example of infinite set

I have never heard of *"indefinite set" but an infinite sat is a set which had infinite members.An example of an Infinite Set is:the set of Natural Numbers{1, 2, 3, ...}there are also undefined sets...

A set is infinite if it has infinitely many elements in it.

Set is a well defined collection of objects. By the number of elements in the set, it can be classified into two as 1.Finite set 2. Infinite set. Example for finite set:{1,2,3,4,5...10}.Example for Infinite set:{1,2,3,4,.....}

Sets are collection of distinct objects. In mathematics there are different types of sets like Finite set, Infinite set, Universal set, subset, equal set, equivalent set. Example of Finite set {1,2,3,4}. Infinite set:{1,2,3....}.

No, because it is possible to count all the animals in the world

The set of integers is an infinite set as there are an infinite number of integers.

In mathematics, a finite set is a set that has a finite number of elements. For example, (2,4,6,8,10) is a finite set with five elements. The number of elements of a finite set is a natural number (non-negative integer), and is called the cardinality of the set. A set that is not finite is called infinite. For example, the set of all positive integers is infinite: (1,2,3,4, . . .)

A subset of some set X is, by definition, any set whose elements are entirely contained in X. So the answer is yes. As an example, take your infinite set, and select 3 or 10 or any finite number of your favorite elements in this set. The set of your chosen elements is a finite subset of the infinite set.

Even in math, the word "infinite" has different meanings in different contexts. Infinite sets include the set of natural numbers, the set of integers, the set of rational numbers, the set of irrational numbers, the set of real numbers, and the set of complex numbers.
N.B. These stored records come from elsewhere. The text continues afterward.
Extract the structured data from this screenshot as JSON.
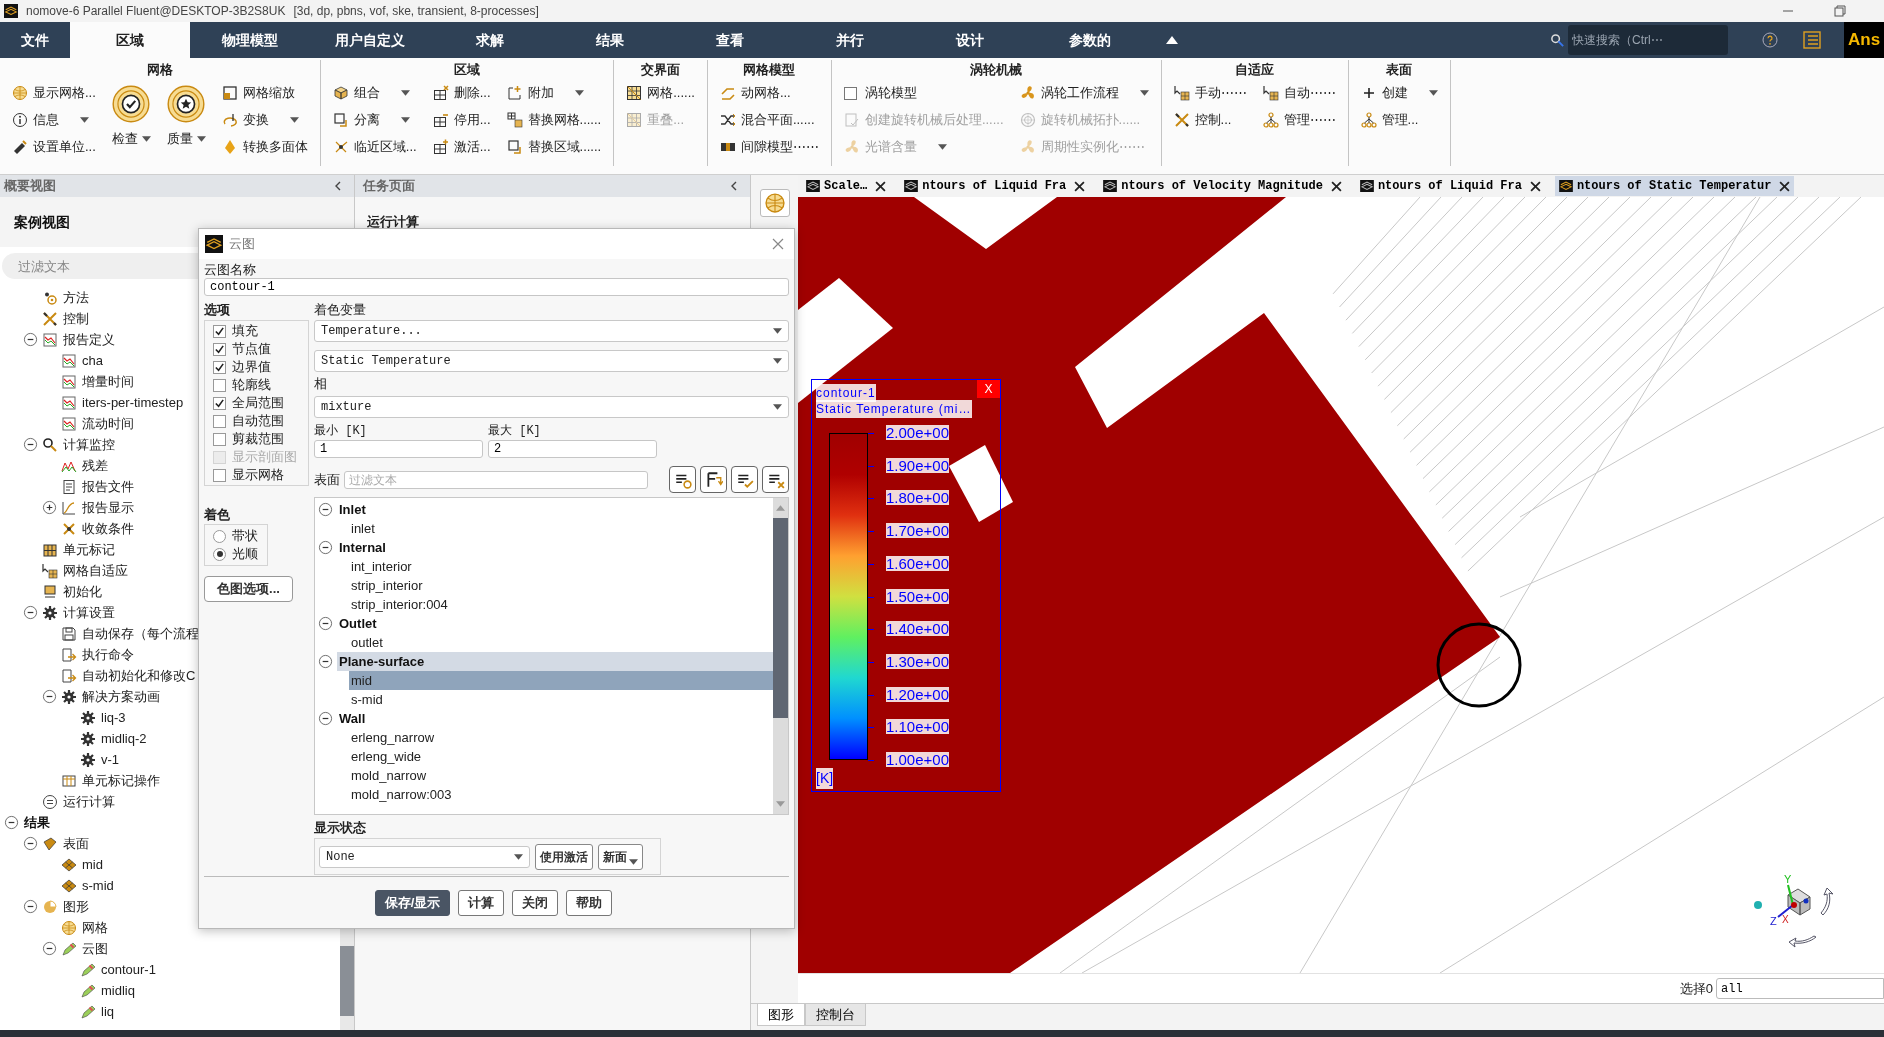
{
  "window": {
    "title": "nomove-6 Parallel Fluent@DESKTOP-3B2S8UK",
    "subtitle": "[3d, dp, pbns, vof, ske, transient, 8-processes]"
  },
  "menu_tabs": [
    {
      "label": "文件",
      "selected": false
    },
    {
      "label": "区域",
      "selected": true
    },
    {
      "label": "物理模型",
      "selected": false
    },
    {
      "label": "用户自定义",
      "selected": false
    },
    {
      "label": "求解",
      "selected": false
    },
    {
      "label": "结果",
      "selected": false
    },
    {
      "label": "查看",
      "selected": false
    },
    {
      "label": "并行",
      "selected": false
    },
    {
      "label": "设计",
      "selected": false
    },
    {
      "label": "参数的",
      "selected": false
    }
  ],
  "search": {
    "placeholder": "快速搜索（Ctrl⋯"
  },
  "logo": "Ans",
  "ribbon": [
    {
      "title": "网格",
      "columns": [
        [
          {
            "kind": "small",
            "label": "显示网格...",
            "disabled": false,
            "dropdown": false
          },
          {
            "kind": "small",
            "label": "信息",
            "disabled": false,
            "dropdown": true
          },
          {
            "kind": "small",
            "label": "设置单位...",
            "disabled": false,
            "dropdown": false
          }
        ],
        [
          {
            "kind": "large",
            "label": "检查",
            "disabled": false,
            "dropdown": true
          }
        ],
        [
          {
            "kind": "large",
            "label": "质量",
            "disabled": false,
            "dropdown": true
          }
        ],
        [
          {
            "kind": "small",
            "label": "网格缩放",
            "disabled": false,
            "dropdown": false
          },
          {
            "kind": "small",
            "label": "变换",
            "disabled": false,
            "dropdown": true
          },
          {
            "kind": "small",
            "label": "转换多面体",
            "disabled": false,
            "dropdown": false
          }
        ]
      ]
    },
    {
      "title": "区域",
      "columns": [
        [
          {
            "kind": "small",
            "label": "组合",
            "disabled": false,
            "dropdown": true
          },
          {
            "kind": "small",
            "label": "分离",
            "disabled": false,
            "dropdown": true
          },
          {
            "kind": "small",
            "label": "临近区域...",
            "disabled": false,
            "dropdown": false
          }
        ],
        [
          {
            "kind": "small",
            "label": "删除...",
            "disabled": false,
            "dropdown": false
          },
          {
            "kind": "small",
            "label": "停用...",
            "disabled": false,
            "dropdown": false
          },
          {
            "kind": "small",
            "label": "激活...",
            "disabled": false,
            "dropdown": false
          }
        ],
        [
          {
            "kind": "small",
            "label": "附加",
            "disabled": false,
            "dropdown": true
          },
          {
            "kind": "small",
            "label": "替换网格......",
            "disabled": false,
            "dropdown": false
          },
          {
            "kind": "small",
            "label": "替换区域......",
            "disabled": false,
            "dropdown": false
          }
        ]
      ]
    },
    {
      "title": "交界面",
      "columns": [
        [
          {
            "kind": "small",
            "label": "网格......",
            "disabled": false,
            "dropdown": false
          },
          {
            "kind": "small",
            "label": "重叠...",
            "disabled": true,
            "dropdown": false
          }
        ]
      ]
    },
    {
      "title": "网格模型",
      "columns": [
        [
          {
            "kind": "small",
            "label": "动网格...",
            "disabled": false,
            "dropdown": false
          },
          {
            "kind": "small",
            "label": "混合平面......",
            "disabled": false,
            "dropdown": false
          },
          {
            "kind": "small",
            "label": "间隙模型⋯⋯",
            "disabled": false,
            "dropdown": false
          }
        ]
      ]
    },
    {
      "title": "涡轮机械",
      "columns": [
        [
          {
            "kind": "checkbox",
            "label": "涡轮模型",
            "checked": false,
            "disabled": false
          },
          {
            "kind": "small",
            "label": "创建旋转机械后处理......",
            "disabled": true,
            "dropdown": false
          },
          {
            "kind": "small",
            "label": "光谱含量",
            "disabled": true,
            "dropdown": true
          }
        ],
        [
          {
            "kind": "small",
            "label": "涡轮工作流程",
            "disabled": false,
            "dropdown": true
          },
          {
            "kind": "small",
            "label": "旋转机械拓扑......",
            "disabled": true,
            "dropdown": false
          },
          {
            "kind": "small",
            "label": "周期性实例化⋯⋯",
            "disabled": true,
            "dropdown": false
          }
        ]
      ]
    },
    {
      "title": "自适应",
      "columns": [
        [
          {
            "kind": "small",
            "label": "手动⋯⋯",
            "disabled": false,
            "dropdown": false
          },
          {
            "kind": "small",
            "label": "控制...",
            "disabled": false,
            "dropdown": false
          }
        ],
        [
          {
            "kind": "small",
            "label": "自动⋯⋯",
            "disabled": false,
            "dropdown": false
          },
          {
            "kind": "small",
            "label": "管理⋯⋯",
            "disabled": false,
            "dropdown": false
          }
        ]
      ]
    },
    {
      "title": "表面",
      "columns": [
        [
          {
            "kind": "small",
            "label": "创建",
            "disabled": false,
            "dropdown": true
          },
          {
            "kind": "small",
            "label": "管理...",
            "disabled": false,
            "dropdown": false
          }
        ]
      ]
    }
  ],
  "outline": {
    "title": "概要视图",
    "section": "案例视图",
    "filter_placeholder": "过滤文本",
    "tree": [
      {
        "children": [
          {
            "label": "方法"
          },
          {
            "label": "控制"
          },
          {
            "label": "报告定义",
            "expanded": true,
            "children": [
              {
                "label": "cha"
              },
              {
                "label": "增量时间"
              },
              {
                "label": "iters-per-timestep"
              },
              {
                "label": "流动时间"
              }
            ]
          },
          {
            "label": "计算监控",
            "expanded": true,
            "children": [
              {
                "label": "残差"
              },
              {
                "label": "报告文件"
              },
              {
                "label": "报告显示",
                "expanded": false
              },
              {
                "label": "收敛条件"
              }
            ]
          },
          {
            "label": "单元标记"
          },
          {
            "label": "网格自适应"
          },
          {
            "label": "初始化"
          },
          {
            "label": "计算设置",
            "expanded": true,
            "children": [
              {
                "label": "自动保存（每个流程"
              },
              {
                "label": "执行命令"
              },
              {
                "label": "自动初始化和修改C"
              },
              {
                "label": "解决方案动画",
                "expanded": true,
                "children": [
                  {
                    "label": "liq-3"
                  },
                  {
                    "label": "midliq-2"
                  },
                  {
                    "label": "v-1"
                  }
                ]
              },
              {
                "label": "单元标记操作"
              }
            ]
          },
          {
            "label": "运行计算"
          }
        ]
      },
      {
        "label": "结果",
        "expanded": true,
        "children": [
          {
            "label": "表面",
            "expanded": true,
            "children": [
              {
                "label": "mid"
              },
              {
                "label": "s-mid"
              }
            ]
          },
          {
            "label": "图形",
            "expanded": true,
            "children": [
              {
                "label": "网格"
              },
              {
                "label": "云图",
                "expanded": true,
                "children": [
                  {
                    "label": "contour-1"
                  },
                  {
                    "label": "midliq"
                  },
                  {
                    "label": "liq"
                  }
                ]
              }
            ]
          }
        ]
      }
    ]
  },
  "task_page": {
    "title": "任务页面",
    "heading": "运行计算"
  },
  "dialog": {
    "title": "云图",
    "name_label": "云图名称",
    "name": "contour-1",
    "options_label": "选项",
    "options": [
      {
        "label": "填充",
        "checked": true,
        "disabled": false
      },
      {
        "label": "节点值",
        "checked": true,
        "disabled": false
      },
      {
        "label": "边界值",
        "checked": true,
        "disabled": false
      },
      {
        "label": "轮廓线",
        "checked": false,
        "disabled": false
      },
      {
        "label": "全局范围",
        "checked": true,
        "disabled": false
      },
      {
        "label": "自动范围",
        "checked": false,
        "disabled": false
      },
      {
        "label": "剪裁范围",
        "checked": false,
        "disabled": false
      },
      {
        "label": "显示剖面图",
        "checked": false,
        "disabled": true
      },
      {
        "label": "显示网格",
        "checked": false,
        "disabled": false
      }
    ],
    "coloring_label": "着色",
    "coloring": [
      {
        "label": "带状",
        "selected": false
      },
      {
        "label": "光顺",
        "selected": true
      }
    ],
    "colormap_button": "色图选项...",
    "variable_label": "着色变量",
    "variable": "Temperature...",
    "subvariable": "Static Temperature",
    "phase_label": "相",
    "phase": "mixture",
    "min_label": "最小 [K]",
    "min": "1",
    "max_label": "最大 [K]",
    "max": "2",
    "surfaces_label": "表面",
    "surfaces_filter_placeholder": "过滤文本",
    "surface_groups": [
      {
        "label": "Inlet",
        "expanded": true,
        "highlighted": false,
        "children": [
          {
            "label": "inlet",
            "selected": false
          }
        ]
      },
      {
        "label": "Internal",
        "expanded": true,
        "highlighted": false,
        "children": [
          {
            "label": "int_interior",
            "selected": false
          },
          {
            "label": "strip_interior",
            "selected": false
          },
          {
            "label": "strip_interior:004",
            "selected": false
          }
        ]
      },
      {
        "label": "Outlet",
        "expanded": true,
        "highlighted": false,
        "children": [
          {
            "label": "outlet",
            "selected": false
          }
        ]
      },
      {
        "label": "Plane-surface",
        "expanded": true,
        "highlighted": true,
        "children": [
          {
            "label": "mid",
            "selected": true
          },
          {
            "label": "s-mid",
            "selected": false
          }
        ]
      },
      {
        "label": "Wall",
        "expanded": true,
        "highlighted": false,
        "children": [
          {
            "label": "erleng_narrow",
            "selected": false
          },
          {
            "label": "erleng_wide",
            "selected": false
          },
          {
            "label": "mold_narrow",
            "selected": false
          },
          {
            "label": "mold_narrow:003",
            "selected": false
          }
        ]
      }
    ],
    "display_state_label": "显示状态",
    "display_state": "None",
    "use_active_button": "使用激活",
    "new_button": "新面",
    "buttons": [
      {
        "label": "保存/显示",
        "primary": true
      },
      {
        "label": "计算",
        "primary": false
      },
      {
        "label": "关闭",
        "primary": false
      },
      {
        "label": "帮助",
        "primary": false
      }
    ]
  },
  "graphics": {
    "tabs": [
      {
        "label": "Scale…",
        "selected": false
      },
      {
        "label": "ntours of Liquid Fra",
        "selected": false
      },
      {
        "label": "ntours of Velocity Magnitude",
        "selected": false
      },
      {
        "label": "ntours of Liquid Fra",
        "selected": false
      },
      {
        "label": "ntours of Static Temperatur",
        "selected": true
      }
    ],
    "legend": {
      "title": "contour-1",
      "subtitle": "Static Temperature (mi…",
      "close": "X",
      "labels": [
        "2.00e+00",
        "1.90e+00",
        "1.80e+00",
        "1.70e+00",
        "1.60e+00",
        "1.50e+00",
        "1.40e+00",
        "1.30e+00",
        "1.20e+00",
        "1.10e+00",
        "1.00e+00"
      ],
      "unit": "[K]"
    },
    "axis_labels": [
      "Y",
      "Z",
      "X"
    ],
    "selection": {
      "label": "选择0",
      "value": "all"
    }
  },
  "bottom_tabs": [
    {
      "label": "图形",
      "selected": true
    },
    {
      "label": "控制台",
      "selected": false
    }
  ]
}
No. It can be infinite, finite or null. The set of odd integers is infinite, the set of even integers is infinite. Their intersection is void, or the null set.